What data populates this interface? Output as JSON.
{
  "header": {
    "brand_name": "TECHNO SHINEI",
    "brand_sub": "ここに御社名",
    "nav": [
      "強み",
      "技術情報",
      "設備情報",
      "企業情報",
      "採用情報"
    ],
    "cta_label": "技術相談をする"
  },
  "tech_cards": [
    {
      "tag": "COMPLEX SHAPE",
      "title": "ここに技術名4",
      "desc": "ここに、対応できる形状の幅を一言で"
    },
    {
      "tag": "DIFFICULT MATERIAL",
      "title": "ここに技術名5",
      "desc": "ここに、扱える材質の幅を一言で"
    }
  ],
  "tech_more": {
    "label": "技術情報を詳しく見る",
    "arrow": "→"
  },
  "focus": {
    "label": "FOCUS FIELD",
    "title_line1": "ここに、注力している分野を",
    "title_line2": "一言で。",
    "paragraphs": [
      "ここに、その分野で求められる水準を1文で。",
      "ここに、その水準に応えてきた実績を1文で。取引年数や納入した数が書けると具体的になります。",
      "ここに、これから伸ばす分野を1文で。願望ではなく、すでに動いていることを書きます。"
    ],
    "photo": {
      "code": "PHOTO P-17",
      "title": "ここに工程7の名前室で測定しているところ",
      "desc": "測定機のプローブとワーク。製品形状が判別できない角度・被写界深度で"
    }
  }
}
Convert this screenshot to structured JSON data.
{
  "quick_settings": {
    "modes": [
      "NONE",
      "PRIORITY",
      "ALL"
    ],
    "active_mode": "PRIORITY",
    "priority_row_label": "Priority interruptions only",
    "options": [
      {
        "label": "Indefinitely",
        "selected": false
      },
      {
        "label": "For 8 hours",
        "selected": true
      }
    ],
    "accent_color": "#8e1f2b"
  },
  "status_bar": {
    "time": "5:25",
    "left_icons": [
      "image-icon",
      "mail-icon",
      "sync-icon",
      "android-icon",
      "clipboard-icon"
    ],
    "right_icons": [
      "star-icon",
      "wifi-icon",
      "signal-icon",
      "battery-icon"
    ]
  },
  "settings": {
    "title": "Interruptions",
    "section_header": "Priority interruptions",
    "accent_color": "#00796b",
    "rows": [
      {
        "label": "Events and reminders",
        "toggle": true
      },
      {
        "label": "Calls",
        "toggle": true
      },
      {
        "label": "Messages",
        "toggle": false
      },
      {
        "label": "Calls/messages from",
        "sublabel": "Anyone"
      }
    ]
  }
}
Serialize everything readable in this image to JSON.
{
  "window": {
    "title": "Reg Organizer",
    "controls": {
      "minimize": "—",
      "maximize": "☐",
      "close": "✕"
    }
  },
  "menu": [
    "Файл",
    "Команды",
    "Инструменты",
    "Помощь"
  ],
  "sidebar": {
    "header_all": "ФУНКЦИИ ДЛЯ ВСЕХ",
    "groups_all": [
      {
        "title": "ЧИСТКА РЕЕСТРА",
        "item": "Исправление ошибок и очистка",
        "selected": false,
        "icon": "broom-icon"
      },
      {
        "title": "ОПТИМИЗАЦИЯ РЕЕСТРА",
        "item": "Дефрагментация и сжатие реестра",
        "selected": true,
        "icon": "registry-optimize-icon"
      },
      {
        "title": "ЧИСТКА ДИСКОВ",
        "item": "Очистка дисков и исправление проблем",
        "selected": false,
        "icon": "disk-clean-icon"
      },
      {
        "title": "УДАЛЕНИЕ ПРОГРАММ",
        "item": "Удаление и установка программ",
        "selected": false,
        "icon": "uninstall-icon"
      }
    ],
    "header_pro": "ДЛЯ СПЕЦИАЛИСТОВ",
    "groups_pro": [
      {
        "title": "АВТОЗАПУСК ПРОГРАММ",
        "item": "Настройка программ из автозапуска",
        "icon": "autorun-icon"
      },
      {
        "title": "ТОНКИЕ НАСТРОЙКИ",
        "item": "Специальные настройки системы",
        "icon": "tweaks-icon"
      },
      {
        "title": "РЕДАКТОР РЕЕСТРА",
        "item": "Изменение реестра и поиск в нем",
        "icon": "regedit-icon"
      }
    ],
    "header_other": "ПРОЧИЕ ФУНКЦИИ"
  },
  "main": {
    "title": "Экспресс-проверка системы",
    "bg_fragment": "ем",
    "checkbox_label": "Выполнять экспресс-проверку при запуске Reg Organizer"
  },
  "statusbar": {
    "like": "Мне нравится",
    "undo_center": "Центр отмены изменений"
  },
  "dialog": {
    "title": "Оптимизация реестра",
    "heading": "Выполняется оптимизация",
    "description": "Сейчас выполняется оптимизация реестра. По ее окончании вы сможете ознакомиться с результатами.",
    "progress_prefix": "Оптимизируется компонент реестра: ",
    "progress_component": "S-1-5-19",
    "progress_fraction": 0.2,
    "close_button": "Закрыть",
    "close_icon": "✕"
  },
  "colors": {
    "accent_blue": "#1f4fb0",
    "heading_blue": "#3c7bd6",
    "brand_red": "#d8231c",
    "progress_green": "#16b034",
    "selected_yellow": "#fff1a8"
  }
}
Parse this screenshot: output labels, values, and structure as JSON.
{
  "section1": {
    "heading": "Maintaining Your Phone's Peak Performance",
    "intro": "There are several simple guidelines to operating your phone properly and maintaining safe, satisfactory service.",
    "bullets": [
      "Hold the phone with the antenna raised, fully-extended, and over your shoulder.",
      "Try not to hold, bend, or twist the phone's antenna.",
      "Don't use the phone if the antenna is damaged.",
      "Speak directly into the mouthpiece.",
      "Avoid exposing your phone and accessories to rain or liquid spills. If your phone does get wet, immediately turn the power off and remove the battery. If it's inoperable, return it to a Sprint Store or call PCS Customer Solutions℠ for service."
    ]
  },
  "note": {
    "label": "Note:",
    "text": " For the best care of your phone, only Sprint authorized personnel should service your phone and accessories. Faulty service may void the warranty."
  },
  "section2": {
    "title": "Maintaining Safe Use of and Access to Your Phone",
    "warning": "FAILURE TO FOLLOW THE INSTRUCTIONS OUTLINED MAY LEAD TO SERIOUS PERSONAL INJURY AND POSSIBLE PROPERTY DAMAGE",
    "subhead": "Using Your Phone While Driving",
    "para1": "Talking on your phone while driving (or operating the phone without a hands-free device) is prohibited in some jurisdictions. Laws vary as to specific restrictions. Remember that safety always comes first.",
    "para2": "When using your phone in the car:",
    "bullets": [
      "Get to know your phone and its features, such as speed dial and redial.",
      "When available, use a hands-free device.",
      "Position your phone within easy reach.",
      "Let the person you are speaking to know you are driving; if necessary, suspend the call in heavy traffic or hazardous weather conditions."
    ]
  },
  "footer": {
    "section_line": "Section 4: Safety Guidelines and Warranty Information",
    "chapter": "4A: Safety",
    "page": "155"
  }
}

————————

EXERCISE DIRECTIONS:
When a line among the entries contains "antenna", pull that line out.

TASK RESPONSE:
      "Hold the phone with the antenna raised, fully-extended, and over your shoulder.",
      "Try not to hold, bend, or twist the phone's antenna.",
      "Don't use the phone if the antenna is damaged.",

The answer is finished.